22 Sep The Art of Transition: Why Phola Gumede Decided to Change Her Tune
Phola Gumede’s playlist ‘No One Begs Anymore’ is guaranteed to take you on a trip back to the 70’s and 80’s – it features the likes of Dianna Ross, Harold, Melvin & Blues Notes, The O’Jays, Lenny Williams, and Glady’s Knight. It’s smooth and beautifully curated – a real treat for your ears.
According to Spotify, a teens’ music taste is dominated by incredibly popular music, this proportion drops steadily through peoples’ 20s, before their tastes “mature” in their early 30s. During the teenage years, we embrace music at the top of the charts more than at any other time in our lives. As we grow older, our taste in music diverges sharply from the mainstream up to age 25, and a bit less sharply after that.
Notwithstanding the fact that Phola looks young, her taste in music is as mature as the world’s oldest bottle of wine.
I reached out to Gumede to chat with her about her career transition for our ongoing series ‘The Art of Transition’ which identifies and profiles creatives who have made the daring act of going after their dreams. Although she is popular for her great DJ’ing skills under the byname ‘LoveSlavePhola’, we get to know who Phola Gumede is.

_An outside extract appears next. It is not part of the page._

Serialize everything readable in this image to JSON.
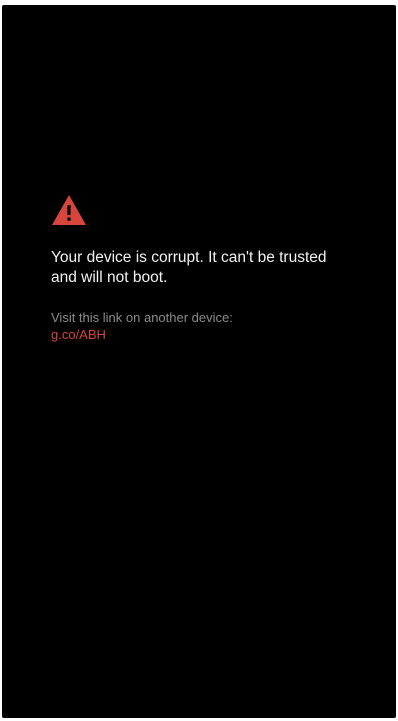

Please tell us about yourself. What do you do and how did you get into the creative industry?
I am an urban culture enthusiast, DJ and I’m currently freelancing in Digital Marketing.
I got into the creative industry by exploring my interests which are primarily music and street culture. A friend of mine taught me the basics of DJing which then turned into me playing at friend’s events, which then lead to me being a DJ.
What influenced your most recent artistic venture?
There are many avenues of creativity that I’ve always wanted to explore so I decided to explore them.
Tell us a bit about your upbringing and how music played a role in your life growing up.
I was born Eshowe in KZN but primarily grew up in Joburg, and I was lucky in the sense that both cities had a pivotal influence on my upbringing.
A lot of r&b and old school music played at home, especially on Sundays, and that definitely influenced my music taste as an adult and influenced the type of music that I play.
Can you also tell us about your style or sound preferences; what’s your favourite genre?
My style is definitely influenced by old school type vibes and my sound preferences are mellow, hip hop, boom-bap. My favourite genre is definitely r&b without a shadow of a doubt.
I just love how the melodies and vocality of most artists make the emotion of a song almost palpable.
What and who are your artistic influences?
My artistic influences are soul and r&b artists such as Marvin Gaye, Minnie Riperton, Stevie Wonder, Erykah Badu, Aaliyah, and Sade.
Are you able to blend your 9-5 with music? If yes, tell us how you are able to marry the two different worlds.
I’m currently freelancing so the two definitely blend. I use social media to promote/market my DJ gigs, playlists, etc.
Why is it important for creatives to have different creative outlets?
I think it’s important as creatives to have various interests in creativity by default. The amazing part about it is that they usually feed into each other and can be explored as one grows.
Should companies encourage their staff members to explore other artistic ventures? What was your personal experience like?
It is super important for companies to encourage their employees to explore other artistic ventures. I think as creatives we aren’t one dimensional and we constantly in search of new ways to express ourselves. We’re constantly evolving. My personal experience hasn’t been great as my other avenues of creativity were not necessarily supported so I now know that I would never compromise my creative career for a 9-5 if it isn’t supported and/or encouraged.
Take us through your creative process, how do you prepare for a gig?
Prepping for a gig involves me listening to a bunch of music then compiling a tracklist with the vibe I think would be dope for the gig.
What’s the best thing about being a young, gifted woman in the South African creative scene right now?
The best thing about being a black woman in the creative South African scene right now is that we’ve now realized our potential and power and we’re fully tapping into that.
What are you currently listening to?
I’m currently listening to Langa Mavuso, Big Sean, Sault, Spillage Village, and DBN Gogo & DJ Dinho.
Your top 5 (local) favourite albums?
Letta Mbulu & Caiphus Semenya – Music In The Air
TKZee – Halloween
AKA & Anatii – Be Careful What You Wish For
Daev Martian – Umoya
Zoe Modiga – Yellow
Can we expect an EP or music produced by you in the near future?
I definitely would like to get into producing in the near future so it could be possible (she laughs)
Listen to Phola’s playlist here
Featured Image Credit: https://www.instagram.com/lu_mxalisa/